We are near the end of our 17 day permaculture design certificate Institute here in the Ojai Valley.  This PDC, led by Chris Grataski, has included a significant track of theological reflection and scripture study, facilitated by Sylvia Keesmaat and me (the three of us pictured above).  
This morning the group of a dozen participants summarized seven principles/practices for reading the Bible with a permacultural sensibility, or what Kirsten Vander Giessen-Reitsma has dubbed “permaneutics”:

Pay attention to context, both of the text and of where we are reading from.
Practice thoughtful and protracted observation of the text before jumping to interpretation.
Respect each text as part of a larger story that is living and that we are invited to inhabit (not just use and exploit).
Look for earth-patterns and agrarian aspects of scripture that have been ignored or under-valued in traditional approaches; once we look for them, we find they are everywhere!
Focus on the real-world and actual geographic settings of biblical stories, which are inseparable from the meanings of the text (“re-placement”).  Experiment with analogies between biblical landscapes and our own.
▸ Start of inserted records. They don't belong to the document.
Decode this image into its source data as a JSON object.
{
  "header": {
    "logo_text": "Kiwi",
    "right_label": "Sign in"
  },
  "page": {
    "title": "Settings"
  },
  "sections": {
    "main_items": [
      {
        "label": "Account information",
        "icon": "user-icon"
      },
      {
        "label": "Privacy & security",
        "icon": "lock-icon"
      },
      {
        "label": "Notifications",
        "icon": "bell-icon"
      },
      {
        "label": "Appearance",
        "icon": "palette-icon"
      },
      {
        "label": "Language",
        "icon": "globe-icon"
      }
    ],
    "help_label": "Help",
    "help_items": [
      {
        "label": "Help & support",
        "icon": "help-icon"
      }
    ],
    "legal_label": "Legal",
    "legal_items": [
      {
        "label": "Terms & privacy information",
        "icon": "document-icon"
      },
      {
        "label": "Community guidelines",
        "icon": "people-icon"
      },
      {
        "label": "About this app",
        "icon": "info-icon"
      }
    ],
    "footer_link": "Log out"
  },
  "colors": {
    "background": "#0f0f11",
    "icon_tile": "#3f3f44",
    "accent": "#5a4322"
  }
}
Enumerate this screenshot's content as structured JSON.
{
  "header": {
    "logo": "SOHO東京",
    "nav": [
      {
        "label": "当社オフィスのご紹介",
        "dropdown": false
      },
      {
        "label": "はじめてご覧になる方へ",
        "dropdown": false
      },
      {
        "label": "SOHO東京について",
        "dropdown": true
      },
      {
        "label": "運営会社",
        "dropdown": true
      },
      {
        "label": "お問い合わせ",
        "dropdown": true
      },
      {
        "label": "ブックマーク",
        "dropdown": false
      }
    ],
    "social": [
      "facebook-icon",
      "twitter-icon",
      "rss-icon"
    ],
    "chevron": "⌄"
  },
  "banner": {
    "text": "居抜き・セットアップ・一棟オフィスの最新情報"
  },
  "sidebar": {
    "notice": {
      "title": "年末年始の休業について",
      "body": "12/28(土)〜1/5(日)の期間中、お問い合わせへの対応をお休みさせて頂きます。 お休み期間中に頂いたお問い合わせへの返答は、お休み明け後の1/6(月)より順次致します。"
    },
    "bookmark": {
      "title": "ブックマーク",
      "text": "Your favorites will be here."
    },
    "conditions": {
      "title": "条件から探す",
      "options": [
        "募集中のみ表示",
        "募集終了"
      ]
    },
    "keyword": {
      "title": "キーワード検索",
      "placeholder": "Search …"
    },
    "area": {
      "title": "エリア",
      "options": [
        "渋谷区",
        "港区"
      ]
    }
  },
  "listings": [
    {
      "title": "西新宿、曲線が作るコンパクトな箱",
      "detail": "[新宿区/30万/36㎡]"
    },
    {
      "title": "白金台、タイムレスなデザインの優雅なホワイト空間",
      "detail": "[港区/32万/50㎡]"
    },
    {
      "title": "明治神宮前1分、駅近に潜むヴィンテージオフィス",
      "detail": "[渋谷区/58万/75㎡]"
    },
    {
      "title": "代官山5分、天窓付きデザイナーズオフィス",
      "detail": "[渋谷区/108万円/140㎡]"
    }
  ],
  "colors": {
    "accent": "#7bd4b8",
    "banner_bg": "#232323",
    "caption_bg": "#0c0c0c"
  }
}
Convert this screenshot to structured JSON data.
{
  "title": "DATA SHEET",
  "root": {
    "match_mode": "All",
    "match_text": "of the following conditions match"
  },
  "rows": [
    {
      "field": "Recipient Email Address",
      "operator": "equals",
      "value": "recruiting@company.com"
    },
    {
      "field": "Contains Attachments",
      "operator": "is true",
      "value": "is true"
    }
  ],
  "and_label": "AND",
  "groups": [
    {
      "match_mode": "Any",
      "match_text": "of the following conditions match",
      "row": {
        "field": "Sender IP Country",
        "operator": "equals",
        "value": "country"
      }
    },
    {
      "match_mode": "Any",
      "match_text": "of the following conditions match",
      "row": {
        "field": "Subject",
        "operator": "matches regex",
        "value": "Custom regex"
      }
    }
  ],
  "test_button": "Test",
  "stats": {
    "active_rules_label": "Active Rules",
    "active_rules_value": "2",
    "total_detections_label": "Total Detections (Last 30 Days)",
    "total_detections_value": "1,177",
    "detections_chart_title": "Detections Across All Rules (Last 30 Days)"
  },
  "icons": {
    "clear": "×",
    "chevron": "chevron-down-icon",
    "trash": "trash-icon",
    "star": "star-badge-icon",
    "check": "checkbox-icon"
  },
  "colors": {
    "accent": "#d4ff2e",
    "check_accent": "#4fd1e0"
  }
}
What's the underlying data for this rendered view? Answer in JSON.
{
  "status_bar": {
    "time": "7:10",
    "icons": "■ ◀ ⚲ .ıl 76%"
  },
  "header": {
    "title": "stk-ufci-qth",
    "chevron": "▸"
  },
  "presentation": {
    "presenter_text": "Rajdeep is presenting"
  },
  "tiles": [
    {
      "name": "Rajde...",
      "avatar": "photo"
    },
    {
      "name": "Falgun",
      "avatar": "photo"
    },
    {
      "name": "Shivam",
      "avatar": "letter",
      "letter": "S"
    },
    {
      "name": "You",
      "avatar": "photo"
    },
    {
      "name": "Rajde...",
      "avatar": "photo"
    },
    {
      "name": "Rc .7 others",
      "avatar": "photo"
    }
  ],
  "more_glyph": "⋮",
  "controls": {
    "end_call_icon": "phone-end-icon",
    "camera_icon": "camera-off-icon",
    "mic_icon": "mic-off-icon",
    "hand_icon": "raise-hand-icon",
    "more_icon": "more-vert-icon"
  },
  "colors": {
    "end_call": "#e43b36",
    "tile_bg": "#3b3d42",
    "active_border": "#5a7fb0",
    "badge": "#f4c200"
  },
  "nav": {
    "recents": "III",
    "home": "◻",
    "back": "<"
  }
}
Be sensitive to the “invisible webs” and “sub-surface complexities” that run throughout and interrelate the ecological texture of scripture.
Understand that we are working on terrain that is disturbed and degraded–both that of we as readers (with our invasive preconceptions and ideologies) and that of scriptural texts (as the product of imperfect and conflicted communities of the past).  

If we practice these approaches, and commit to returning repeatedly to our sacred stories to accept feedback and perspective–since they are older and wiser than we are–we can animate  theology and practices of watershed discipleship that promote healing, regeneration and resiliency in our churches and in our world.
Way to go PDCers!